Example: Ontario court rules that a superintendent acted unreasonably in refusing to accept a foreman position. Although the new position was a demotion in terms of prestige and responsibility, it offered the exact same salary, benefits and opportunities for advancement [Mifsud v. MacMillan Bathurst Inc., 1989 CanLII 260 (ON CA)].
The reasonable person test considers not just economic terms but psychological dynamics. Thus, employees need not accept reemployment if it would expose him to bad blood, hostility or undue humiliation. This is likely to become a key issue in cases of constructive dismissal due to a toxic work environment.
Example: Ontario court rules that an employee need not accept alternative employment to mitigate her damages after being called a liar by her boss [Turner v. Inndirect Enterprises Inc., 2009 O.J. No. 6345 (S.C.J.), aff’d 2011 ONCA 97].
3 Things You Can Do to Help Employee & Protect Yourself
Although mitigating damages is primarily about employees helping themselves, you also have a vested interest in the process. The sooner the employee finds suitable employment, the less you have to pay in termination notice. Here are some of the things you can do to help employees in their job search while also laying the groundwork for mitigation damages defence in case you need it down the road.
- Support the Employee’s Job Search
In addition to moral support and encouragement, you can help employees land a new job by offering letters of reference, job counselling and access to job recruiters. You can go the extra mile by contacting organizations in your industry to see if there are any openings.
- Direct Employees to Appropriate Opportunities
Let employees or their representatives know of any suitable job openings or postings you learn about. You may even want to suggest that they apply. In addition to helping their job search, this puts you in a stronger position to claim lack of mitigation later on, especially if the employee fails to follow up.
- Don’t Offer Lump Sums

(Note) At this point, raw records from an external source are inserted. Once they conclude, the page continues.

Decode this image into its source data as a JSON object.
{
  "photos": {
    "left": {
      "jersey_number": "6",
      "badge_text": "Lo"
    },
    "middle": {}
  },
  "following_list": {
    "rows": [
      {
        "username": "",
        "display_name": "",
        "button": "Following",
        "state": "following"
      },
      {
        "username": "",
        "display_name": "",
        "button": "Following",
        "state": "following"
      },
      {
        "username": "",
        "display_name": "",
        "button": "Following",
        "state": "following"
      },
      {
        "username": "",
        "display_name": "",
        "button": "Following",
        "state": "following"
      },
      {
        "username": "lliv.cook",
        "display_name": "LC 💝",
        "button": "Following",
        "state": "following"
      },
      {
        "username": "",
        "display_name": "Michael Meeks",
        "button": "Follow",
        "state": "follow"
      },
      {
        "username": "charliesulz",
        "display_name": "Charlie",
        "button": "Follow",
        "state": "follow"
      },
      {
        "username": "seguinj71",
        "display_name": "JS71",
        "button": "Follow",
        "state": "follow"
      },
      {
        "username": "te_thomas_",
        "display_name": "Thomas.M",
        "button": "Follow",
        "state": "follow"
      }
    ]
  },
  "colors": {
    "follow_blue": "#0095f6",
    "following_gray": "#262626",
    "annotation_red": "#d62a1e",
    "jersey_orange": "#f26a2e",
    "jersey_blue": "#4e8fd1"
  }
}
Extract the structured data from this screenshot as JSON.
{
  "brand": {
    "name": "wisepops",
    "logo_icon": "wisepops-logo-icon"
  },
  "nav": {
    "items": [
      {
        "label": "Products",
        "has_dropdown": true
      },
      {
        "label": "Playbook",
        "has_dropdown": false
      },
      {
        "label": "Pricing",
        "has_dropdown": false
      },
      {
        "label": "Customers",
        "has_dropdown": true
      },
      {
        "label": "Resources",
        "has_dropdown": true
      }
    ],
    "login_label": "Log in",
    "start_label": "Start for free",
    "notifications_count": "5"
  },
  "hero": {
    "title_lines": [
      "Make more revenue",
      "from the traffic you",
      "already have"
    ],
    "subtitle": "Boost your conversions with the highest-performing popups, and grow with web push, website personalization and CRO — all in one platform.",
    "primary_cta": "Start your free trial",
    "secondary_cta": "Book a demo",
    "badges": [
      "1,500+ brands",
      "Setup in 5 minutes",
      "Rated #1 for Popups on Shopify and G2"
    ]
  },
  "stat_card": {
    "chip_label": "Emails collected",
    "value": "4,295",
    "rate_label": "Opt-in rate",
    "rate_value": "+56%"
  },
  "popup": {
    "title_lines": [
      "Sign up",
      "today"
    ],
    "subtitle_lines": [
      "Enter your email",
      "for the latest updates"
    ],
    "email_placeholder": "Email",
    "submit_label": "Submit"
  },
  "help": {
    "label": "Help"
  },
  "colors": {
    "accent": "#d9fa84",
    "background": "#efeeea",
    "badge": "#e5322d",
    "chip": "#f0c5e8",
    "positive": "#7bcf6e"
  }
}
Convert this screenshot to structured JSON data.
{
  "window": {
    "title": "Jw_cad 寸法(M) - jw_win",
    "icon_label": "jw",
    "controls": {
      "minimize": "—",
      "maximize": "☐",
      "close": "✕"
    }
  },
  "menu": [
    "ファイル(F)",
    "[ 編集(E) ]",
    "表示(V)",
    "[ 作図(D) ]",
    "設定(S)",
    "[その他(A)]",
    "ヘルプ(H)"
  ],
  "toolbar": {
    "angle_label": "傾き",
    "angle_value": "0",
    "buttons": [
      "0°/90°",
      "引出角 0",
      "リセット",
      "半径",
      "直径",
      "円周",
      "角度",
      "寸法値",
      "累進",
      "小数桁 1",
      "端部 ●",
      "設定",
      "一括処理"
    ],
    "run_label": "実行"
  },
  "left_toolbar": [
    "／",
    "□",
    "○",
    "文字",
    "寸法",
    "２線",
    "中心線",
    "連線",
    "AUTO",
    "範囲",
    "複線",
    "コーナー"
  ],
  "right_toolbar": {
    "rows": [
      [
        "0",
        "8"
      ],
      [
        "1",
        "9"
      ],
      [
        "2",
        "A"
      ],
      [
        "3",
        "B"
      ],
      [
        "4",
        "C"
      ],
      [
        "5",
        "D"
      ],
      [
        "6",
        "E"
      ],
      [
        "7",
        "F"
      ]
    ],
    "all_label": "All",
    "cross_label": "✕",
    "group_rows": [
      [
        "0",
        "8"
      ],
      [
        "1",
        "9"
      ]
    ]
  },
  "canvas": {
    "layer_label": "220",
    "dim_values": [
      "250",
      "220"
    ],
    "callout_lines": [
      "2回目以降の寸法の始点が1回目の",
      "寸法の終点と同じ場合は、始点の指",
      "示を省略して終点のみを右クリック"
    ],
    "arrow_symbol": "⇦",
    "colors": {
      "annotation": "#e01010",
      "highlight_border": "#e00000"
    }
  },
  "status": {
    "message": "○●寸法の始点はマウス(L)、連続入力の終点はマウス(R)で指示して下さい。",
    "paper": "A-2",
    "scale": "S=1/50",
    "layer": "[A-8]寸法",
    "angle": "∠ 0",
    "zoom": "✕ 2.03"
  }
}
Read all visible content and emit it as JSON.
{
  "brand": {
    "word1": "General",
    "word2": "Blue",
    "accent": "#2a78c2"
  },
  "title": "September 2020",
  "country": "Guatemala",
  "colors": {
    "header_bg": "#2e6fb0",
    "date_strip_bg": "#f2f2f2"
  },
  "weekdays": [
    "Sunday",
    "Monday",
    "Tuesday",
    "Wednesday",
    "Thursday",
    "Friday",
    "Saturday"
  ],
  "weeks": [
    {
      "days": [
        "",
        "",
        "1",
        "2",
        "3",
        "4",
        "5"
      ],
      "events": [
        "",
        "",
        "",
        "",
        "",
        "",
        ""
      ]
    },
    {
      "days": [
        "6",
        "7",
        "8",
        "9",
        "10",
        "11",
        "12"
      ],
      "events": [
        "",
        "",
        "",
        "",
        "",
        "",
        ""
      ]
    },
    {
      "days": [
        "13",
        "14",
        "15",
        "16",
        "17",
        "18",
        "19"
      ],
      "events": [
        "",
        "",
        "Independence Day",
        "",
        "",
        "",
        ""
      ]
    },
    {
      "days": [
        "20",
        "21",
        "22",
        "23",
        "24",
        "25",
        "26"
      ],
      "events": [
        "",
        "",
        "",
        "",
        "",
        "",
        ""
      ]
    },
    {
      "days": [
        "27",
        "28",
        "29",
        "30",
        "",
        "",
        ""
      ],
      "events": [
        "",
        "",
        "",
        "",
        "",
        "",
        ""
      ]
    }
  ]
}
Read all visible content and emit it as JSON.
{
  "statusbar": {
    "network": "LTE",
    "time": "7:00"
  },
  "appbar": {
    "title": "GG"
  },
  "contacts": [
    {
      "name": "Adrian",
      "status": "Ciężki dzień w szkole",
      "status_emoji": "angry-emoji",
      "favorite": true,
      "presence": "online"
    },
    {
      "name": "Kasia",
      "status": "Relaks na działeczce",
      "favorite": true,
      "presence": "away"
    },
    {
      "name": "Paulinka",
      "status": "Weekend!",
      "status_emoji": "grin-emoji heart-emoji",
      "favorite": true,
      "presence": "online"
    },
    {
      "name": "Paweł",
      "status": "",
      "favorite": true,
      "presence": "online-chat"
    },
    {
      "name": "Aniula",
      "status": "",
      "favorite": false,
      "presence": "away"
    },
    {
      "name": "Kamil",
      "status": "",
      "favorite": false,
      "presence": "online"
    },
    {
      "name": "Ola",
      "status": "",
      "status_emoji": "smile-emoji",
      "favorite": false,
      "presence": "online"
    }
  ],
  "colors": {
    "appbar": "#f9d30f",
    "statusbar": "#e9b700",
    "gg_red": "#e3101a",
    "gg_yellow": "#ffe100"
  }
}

If you’re in settlement negotiations, offer salary and benefits continuances rather than lump sum payments. If lump sums can’t be avoided, require the employee to mitigate damages and clarify your right to clawback in the event he/she secures new employment during the notice period.